US pledges 3b for UN climate fund

US President Barack Obama will pledge $3 billion to a UN fund aimed at mitigating the effects of climate change in the world's poorest countries, a US official said yesterday."It is in our national interest to helping vulnerable countries to build resilience to climate change," the administration official said as Obama headed to a G20 summit in Australia.Obama was en route to Brisbane after visiting Myanmar and China, where on Wednesday he and President Xi Jinping announced ambitious targets on greenhouse gas emissions as part of a pact designed to breathe new life into attempts to replace the international Kyoto treaty.Obama was expected to outline his pledge in a speech tomorrow in Brisbane on the sidelines of the G20 talks, as backers and donors involved in the UN's "Green Climate Fund" (GCF) prepare to meet in Berlin on November 20.

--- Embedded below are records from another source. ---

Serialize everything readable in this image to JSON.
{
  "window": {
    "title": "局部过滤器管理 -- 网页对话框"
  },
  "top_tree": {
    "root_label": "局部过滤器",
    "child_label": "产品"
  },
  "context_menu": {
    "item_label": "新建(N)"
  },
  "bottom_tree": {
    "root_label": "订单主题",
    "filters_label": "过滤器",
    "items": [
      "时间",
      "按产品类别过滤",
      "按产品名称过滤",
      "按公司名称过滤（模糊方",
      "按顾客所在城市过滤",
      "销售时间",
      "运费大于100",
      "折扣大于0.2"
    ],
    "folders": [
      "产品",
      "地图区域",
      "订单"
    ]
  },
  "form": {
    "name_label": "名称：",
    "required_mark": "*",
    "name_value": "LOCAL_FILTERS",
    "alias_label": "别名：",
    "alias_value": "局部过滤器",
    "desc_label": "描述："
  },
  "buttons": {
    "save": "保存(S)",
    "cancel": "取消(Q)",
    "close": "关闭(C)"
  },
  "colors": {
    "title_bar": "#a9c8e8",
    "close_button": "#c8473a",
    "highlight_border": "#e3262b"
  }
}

The US president's renewed focus on climate change threatens to upend Australia's stated focus of keeping the G20 summit confined to economic issues.
The UN-backed GCF is designed to enlist private-sector money on top of government donations, and so help poorer countries to invest in environmentally friendly technologies and build up their defences against rising sea levels and less predictable weather patterns.At the G20 summit, Prime Minister Shinzo Abe is expected to say that Japan will give up to $1.5 billion to the Green Climate Fund, Kyodo News agency reported yesterday.

Christiana Figueres, the head of the UN Framework Convention on Climate Change, has called for an initial capitalisation of $10 billion by the end of the year.
France and Germany have already pledged to contribute $1 billion each.The G20 meeting is the third event in an intensive week for international summitry, and comes after Obama and Xi agreed their deal to make their countries -- the world's top two polluters -- curb their emissions. China set a target for its greenhouse gas output to peak "around 2030" and Obama set a goal for the US to cut such emissions by 26-28 percent from 2005 levels by 2025.